Peter Celsing Härlanda church, 1958

Source: The Architecture of Peter Celsing, Wilfred WangLocation: Gothenburg, Sweden.
Date: May 20, 2023 Category: Classic

After an architectural competition in 1952, the Swedish architect Peter Celsing was commissioned to build the Härlanda church. The competition design was highly praised by the jury members. After some planning adjustments, the ground-breaking ceremony took place on October 31, 1956. The opening of the church was celebrated on November 30, 1958.

The Härlanda Kyrka in Gothenburg forms a balanced ensemble of several buildings in a green space. The main components of the composition are the church building, a freestanding bell tower and a parish building. All these elements of the ensemble are executed in dark brick. The church itself appears as a large and closed volume with asymmetrically sloping roof. Access to the church is from a forecourt via a square opening. The arrangement of the entrance reflects the strong asymmetry of the façade. The front door is flanked by two slightly larger square windows. A grid divides these windows into numerous, small, square glass surfaces. A large window, which is divided into nine fields, dominates the closed south facade. On the north side the cube-shaped volume of the the sacristy protrudes from the main volume and is connected to it. In the tower are three bells that were cast in 1958 in Sigtuna.

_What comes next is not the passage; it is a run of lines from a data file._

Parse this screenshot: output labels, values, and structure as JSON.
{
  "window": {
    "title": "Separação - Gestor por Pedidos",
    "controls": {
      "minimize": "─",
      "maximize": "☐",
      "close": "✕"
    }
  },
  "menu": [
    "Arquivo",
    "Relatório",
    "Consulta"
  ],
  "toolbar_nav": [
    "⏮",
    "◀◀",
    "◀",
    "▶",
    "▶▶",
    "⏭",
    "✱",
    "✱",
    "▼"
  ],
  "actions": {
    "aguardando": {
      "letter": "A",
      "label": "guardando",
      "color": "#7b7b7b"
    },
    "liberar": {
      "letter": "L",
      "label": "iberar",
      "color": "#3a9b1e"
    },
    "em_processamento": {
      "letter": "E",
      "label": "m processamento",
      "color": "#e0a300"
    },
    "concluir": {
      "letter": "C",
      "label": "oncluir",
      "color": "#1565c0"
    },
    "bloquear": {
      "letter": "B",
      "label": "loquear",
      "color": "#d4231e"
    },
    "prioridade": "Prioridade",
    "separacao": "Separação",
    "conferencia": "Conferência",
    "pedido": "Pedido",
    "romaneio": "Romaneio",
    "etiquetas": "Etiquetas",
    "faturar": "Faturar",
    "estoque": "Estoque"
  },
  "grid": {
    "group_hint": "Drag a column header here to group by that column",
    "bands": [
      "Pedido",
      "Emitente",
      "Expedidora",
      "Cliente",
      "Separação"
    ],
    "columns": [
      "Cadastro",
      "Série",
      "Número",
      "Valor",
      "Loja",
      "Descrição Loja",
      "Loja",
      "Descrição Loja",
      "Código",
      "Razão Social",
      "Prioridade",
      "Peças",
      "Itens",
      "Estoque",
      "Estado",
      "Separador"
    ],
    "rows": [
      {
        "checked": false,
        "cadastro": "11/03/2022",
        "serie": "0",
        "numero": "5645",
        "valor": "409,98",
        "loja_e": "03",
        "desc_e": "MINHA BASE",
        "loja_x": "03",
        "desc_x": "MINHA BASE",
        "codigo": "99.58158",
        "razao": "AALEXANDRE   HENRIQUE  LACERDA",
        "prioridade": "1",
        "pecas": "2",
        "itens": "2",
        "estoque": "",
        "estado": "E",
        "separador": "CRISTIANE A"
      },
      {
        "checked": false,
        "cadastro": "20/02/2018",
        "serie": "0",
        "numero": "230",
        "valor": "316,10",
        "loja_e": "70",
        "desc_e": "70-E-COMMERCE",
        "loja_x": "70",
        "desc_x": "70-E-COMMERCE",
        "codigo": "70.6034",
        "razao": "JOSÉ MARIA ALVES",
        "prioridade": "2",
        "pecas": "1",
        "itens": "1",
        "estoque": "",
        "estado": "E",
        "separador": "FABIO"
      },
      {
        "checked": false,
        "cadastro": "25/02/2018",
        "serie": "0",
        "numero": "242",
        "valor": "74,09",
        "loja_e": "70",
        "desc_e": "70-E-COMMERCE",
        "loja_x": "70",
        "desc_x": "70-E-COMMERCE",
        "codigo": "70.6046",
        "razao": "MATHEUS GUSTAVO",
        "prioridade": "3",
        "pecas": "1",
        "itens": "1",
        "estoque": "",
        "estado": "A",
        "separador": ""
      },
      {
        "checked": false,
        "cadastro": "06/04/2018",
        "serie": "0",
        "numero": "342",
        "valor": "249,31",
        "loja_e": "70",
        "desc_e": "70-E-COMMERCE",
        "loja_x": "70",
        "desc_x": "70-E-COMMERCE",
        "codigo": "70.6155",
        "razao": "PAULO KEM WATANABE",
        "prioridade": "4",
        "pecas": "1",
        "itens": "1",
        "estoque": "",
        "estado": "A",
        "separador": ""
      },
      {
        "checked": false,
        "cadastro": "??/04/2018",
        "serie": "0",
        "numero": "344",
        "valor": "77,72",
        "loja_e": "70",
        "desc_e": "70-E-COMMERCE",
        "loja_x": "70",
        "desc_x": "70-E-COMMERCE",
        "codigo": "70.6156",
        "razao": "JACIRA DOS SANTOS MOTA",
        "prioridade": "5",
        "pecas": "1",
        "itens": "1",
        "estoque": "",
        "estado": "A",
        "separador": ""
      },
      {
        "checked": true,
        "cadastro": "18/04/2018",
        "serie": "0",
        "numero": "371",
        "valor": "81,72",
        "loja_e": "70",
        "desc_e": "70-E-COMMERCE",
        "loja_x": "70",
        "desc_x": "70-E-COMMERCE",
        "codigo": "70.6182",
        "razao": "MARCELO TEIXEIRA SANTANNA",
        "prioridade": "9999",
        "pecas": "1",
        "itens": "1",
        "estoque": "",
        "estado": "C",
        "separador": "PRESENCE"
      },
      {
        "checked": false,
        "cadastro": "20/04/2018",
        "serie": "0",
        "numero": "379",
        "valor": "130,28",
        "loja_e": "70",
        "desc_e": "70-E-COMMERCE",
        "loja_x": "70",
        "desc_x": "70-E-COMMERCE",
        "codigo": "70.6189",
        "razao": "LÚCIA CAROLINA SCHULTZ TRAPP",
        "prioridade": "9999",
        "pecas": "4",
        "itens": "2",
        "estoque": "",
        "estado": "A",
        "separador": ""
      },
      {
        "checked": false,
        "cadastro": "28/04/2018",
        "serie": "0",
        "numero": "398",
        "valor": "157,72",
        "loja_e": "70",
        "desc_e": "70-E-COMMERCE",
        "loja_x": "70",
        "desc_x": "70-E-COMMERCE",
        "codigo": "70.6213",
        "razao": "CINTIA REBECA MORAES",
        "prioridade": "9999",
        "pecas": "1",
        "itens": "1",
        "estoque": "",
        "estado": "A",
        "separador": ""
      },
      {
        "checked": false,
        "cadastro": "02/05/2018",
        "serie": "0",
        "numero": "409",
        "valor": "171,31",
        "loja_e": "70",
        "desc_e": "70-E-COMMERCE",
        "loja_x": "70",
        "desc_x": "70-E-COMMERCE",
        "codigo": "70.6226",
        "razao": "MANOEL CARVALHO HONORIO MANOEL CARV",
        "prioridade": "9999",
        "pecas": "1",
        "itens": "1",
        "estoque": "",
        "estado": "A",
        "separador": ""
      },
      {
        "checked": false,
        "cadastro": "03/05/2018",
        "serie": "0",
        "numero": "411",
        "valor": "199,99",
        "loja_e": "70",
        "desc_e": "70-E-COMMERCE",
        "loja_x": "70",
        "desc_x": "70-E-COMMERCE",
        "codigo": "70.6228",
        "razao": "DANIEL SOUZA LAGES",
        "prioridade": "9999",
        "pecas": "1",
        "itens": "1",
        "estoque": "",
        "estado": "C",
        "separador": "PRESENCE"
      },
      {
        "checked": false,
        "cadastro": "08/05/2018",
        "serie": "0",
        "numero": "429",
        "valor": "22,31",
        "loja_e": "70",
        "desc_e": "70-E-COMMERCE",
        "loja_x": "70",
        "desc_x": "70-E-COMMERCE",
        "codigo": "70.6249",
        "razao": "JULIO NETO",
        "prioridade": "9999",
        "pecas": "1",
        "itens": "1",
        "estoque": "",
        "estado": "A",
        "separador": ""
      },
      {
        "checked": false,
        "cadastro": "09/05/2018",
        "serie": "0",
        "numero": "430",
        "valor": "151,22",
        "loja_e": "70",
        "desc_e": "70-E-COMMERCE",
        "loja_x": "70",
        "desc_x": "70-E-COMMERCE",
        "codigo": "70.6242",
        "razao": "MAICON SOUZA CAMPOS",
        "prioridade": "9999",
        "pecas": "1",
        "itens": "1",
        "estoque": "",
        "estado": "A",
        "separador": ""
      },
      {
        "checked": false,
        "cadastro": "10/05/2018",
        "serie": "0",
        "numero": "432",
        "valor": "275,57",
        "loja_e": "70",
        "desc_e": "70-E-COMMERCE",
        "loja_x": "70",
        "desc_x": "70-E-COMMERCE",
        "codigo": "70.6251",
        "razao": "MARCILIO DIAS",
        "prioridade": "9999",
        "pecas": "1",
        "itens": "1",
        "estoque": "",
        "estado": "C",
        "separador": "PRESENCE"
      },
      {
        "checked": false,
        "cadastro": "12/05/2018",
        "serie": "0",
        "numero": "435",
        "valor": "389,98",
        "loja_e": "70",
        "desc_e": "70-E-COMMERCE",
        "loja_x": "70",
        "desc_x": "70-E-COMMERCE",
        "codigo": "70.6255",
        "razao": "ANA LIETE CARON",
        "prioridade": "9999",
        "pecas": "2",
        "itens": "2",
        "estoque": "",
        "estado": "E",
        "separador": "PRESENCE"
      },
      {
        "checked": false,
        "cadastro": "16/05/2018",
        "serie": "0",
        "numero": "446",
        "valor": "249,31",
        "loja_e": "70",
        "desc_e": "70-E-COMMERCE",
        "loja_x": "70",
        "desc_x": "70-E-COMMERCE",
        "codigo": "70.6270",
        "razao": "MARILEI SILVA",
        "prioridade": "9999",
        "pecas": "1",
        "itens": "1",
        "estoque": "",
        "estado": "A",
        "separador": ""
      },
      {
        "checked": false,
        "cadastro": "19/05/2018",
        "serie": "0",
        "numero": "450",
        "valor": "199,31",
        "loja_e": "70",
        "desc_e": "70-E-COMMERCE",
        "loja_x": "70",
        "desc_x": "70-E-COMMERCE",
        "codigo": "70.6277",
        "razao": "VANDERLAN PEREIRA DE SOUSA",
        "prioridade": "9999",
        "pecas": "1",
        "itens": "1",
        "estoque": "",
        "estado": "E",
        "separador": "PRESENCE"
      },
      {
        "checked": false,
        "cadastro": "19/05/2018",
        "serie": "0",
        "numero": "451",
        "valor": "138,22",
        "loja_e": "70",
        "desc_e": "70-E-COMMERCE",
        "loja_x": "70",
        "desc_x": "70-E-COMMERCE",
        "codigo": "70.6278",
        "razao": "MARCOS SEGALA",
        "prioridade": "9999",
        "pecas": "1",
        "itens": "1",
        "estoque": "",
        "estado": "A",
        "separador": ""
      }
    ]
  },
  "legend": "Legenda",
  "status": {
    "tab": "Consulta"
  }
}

The interior is traditionally oriented in east-west direction and is divided into a naive and an aisle. The choir room is located in the extension of the nave, with the altar on a raised podium. The baptistery is located in a central arrangement, while the organ is located in the eastern part of the aisle. Seating is made by interconnected rows of chairs, also designed by Peter Celsing. The walls of the interiors are made in the same dark bricks as the exterior of the buildings. Along the entire north wall are recurring numerous rectangular holes for ventilation. The floor is made of sintered natural stone tiles, with local areas in red brick. The cassette-like lattices of the windows produce a gently filtered light.

This site uses Akismet to reduce spam. Learn how your comment data is processed.